The Association of Specialty Cut Flower Growers (ASCFG) announced it has selected varieties of cut flowers in four categories — Bulb, Fresh, Foliage and Woody — as its Cut Flowers of the Year for 2024. 

Full Press Release Below

ASCFG Announces 2024 Cut Flowers of the Year Winners 

The Association of Specialty Cut Flower Growers (ASCFG) announced it has selected varieties of cut flowers in four categories — Bulb, Fresh, Foliage and Woody — as its Cut Flowers of the Year for 2024. 

Varieties are nominated based on their ease of culture, productivity and marketability. Many of them are noted as top performers in the ASCFG’s Cut Flower Trials program. The ASCFG’s nearly 3000 members vote for their choices based on their experience growing and selling each species or cultivar. 

Fresh Cut Flower of the Year 

Snapdragon ‘Potomac Appleblossom’ 

Snapdragon Potomac Appleblossom - Rockwood

Featuring ribbon-candy spikes adorned with sugar pink and white blossoms, these delicate hues create a lovely contrast against the glossy dark green foliage. One Zone 6 grower reported, “‘Appleblossom’ has the best stem strength and length out of every snap cultivar I’ve trialed, plus the colors are lovely and blend well with many other colors. They are insanely productive, throwing multiple flushes throughout the season.” Another reported that “Potomac series changed the snapdragon game — in zone 7a mine produced through 90 degree summer heat and overwintered through weeks of single digits, shooting out fresh blooms in spring. ‘Appleblossom’ is probably the most versatile and elegant of the series!.” This group 3-4 cultivar does best during the main season, from mid spring to mid fall. Grow close together for long, single stem production and further apart for multiple flushes. Does well in the field, tunnels and greenhouses. 

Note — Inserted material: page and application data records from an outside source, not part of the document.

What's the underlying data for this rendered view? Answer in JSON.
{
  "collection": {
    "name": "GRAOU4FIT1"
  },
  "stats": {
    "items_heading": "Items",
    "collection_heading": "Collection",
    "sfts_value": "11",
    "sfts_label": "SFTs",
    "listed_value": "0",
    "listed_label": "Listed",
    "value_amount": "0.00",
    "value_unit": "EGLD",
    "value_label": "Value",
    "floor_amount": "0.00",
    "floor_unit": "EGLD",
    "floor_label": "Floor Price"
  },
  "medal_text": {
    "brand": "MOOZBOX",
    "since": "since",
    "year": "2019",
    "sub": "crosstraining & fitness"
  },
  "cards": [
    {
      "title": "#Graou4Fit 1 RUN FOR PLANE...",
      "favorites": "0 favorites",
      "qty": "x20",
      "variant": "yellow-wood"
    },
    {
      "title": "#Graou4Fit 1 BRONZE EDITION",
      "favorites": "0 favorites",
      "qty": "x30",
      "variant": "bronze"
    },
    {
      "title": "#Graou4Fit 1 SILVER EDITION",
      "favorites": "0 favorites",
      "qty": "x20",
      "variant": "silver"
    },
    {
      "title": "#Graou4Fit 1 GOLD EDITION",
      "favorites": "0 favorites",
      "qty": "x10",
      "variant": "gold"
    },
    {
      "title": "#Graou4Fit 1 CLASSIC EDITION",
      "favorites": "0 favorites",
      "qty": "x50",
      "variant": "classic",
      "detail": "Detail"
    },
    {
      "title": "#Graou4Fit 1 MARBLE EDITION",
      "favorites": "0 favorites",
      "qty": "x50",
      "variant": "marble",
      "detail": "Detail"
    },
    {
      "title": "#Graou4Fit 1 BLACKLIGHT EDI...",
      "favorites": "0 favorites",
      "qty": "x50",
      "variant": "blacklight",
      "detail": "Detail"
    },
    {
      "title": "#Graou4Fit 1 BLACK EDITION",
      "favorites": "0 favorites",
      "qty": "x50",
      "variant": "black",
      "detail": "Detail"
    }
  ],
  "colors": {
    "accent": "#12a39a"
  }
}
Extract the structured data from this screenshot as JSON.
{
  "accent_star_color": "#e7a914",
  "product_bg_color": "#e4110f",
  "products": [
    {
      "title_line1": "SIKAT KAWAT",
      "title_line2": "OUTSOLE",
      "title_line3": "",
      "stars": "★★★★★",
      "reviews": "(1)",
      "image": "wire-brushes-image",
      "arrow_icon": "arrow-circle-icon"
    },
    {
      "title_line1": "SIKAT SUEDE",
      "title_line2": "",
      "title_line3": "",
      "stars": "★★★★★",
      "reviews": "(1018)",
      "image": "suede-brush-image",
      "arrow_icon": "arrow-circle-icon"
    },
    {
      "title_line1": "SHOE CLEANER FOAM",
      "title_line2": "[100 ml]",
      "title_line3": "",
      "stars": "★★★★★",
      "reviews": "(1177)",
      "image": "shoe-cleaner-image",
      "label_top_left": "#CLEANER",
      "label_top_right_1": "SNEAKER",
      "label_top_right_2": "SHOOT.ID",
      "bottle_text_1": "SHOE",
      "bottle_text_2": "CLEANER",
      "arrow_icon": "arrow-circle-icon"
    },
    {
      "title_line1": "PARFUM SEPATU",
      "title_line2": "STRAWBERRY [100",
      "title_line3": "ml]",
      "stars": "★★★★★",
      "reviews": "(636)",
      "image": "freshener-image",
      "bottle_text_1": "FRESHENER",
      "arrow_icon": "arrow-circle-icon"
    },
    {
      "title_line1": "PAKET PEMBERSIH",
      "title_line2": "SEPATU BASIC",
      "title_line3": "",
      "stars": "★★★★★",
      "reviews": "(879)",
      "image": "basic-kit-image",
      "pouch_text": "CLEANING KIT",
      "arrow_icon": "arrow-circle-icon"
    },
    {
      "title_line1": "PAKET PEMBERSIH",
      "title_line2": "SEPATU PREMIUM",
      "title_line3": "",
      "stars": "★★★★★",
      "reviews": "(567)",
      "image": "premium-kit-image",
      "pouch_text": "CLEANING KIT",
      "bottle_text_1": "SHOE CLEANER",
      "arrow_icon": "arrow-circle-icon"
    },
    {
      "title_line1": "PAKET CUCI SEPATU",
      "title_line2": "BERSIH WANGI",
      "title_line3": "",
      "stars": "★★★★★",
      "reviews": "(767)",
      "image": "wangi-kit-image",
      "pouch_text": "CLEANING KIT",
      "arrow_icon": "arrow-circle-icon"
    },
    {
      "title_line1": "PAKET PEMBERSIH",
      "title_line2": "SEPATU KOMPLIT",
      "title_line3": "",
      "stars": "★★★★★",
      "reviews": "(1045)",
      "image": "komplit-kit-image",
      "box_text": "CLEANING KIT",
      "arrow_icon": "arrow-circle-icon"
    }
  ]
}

Woody Cut Flower of the Year 

Viburnum ‘Brandywine’ 

Viburnum ‘Brandywine’

The deep green, glossy foliage turns to dark purple red in the fall and has multi-season uses. Foliage holds up well in water, and can be harvested from early June to October. The flower buds are born in pearl-like clusters and make charming additions to early June 

bouquets. Additionally, the fruit turns beautiful shades of blue and pink in September. One grower summed it advantages as follows: “I love the full seasonality of the Brandywine Viburnum. I love the pinkish spring flowers, the leaf coloring, and the 2 tone berries.” This native of Eastern North America is cold hardy in Zones 5 to 9 and tolerates wet sites on the farm. While a pollinator is not required for fruit set, growing another related Viburnum nudum variety nearby will likely increase fruit set.


Cut Bulb Flower of the Year 

Daffodil ‘Cheerfulness’ 

Daffodil ‘Cheerfulness’

Daffodil ‘Cheerfulness’ is very fragrant and great as a cut flower. Multiple blooms per stem combining white and shades of yellow make for a cheerful display in the spring. An ASCFG member shared, “Lovely scent, very fragrant, long enough stems, and a cute accent flower for design work! This variety is sure to stand out”. Versatile daffodils can be forced as one cut and done flower in greenhouses or tunnels, or grown as a long-lived field perennial. Plants are cold hardy to Zone 5. 

Cut Foliage of the Year 

Thornless raspberry ‘Joan J’ 

Thornless Raspberry 'Joan J'

One grower raved “I can’t imagine not having this in the field. It’s a favorite source of greenery for mixed bouquets. It’s prolific, easy to grow, trouble free and very reliable” ‘Joan J’ produces loads of long stems all season long, from late spring through to a heavy frost. Cut for the foliage or the green berries. One grower endorsed it “One of our top foliage’s in the field in terms of production and profit from selling direct to florists. So reliable and carefree!” Bonus – you can leave a few to produce berries. This is a primocane-bearing cultivar, meaning that it bears fruit on current year’s growth. Stems that overwinter should flower early in the season, while new stems may flower in the fall. Cold hardy in Zones 4 to 8, but generally does better in the cooler part of its range. 

The Association of Specialty Cut Flower Growers, Inc. was formed in 1988 to educate, unite, and support commercial cut flower growers. Our work involves providing production and marketing information to members; connecting members through educational programming, online communications, and events; supporting floriculture research on farms and in academia; and encouraging the purchase and use of locally grown flowers by the public. Join today at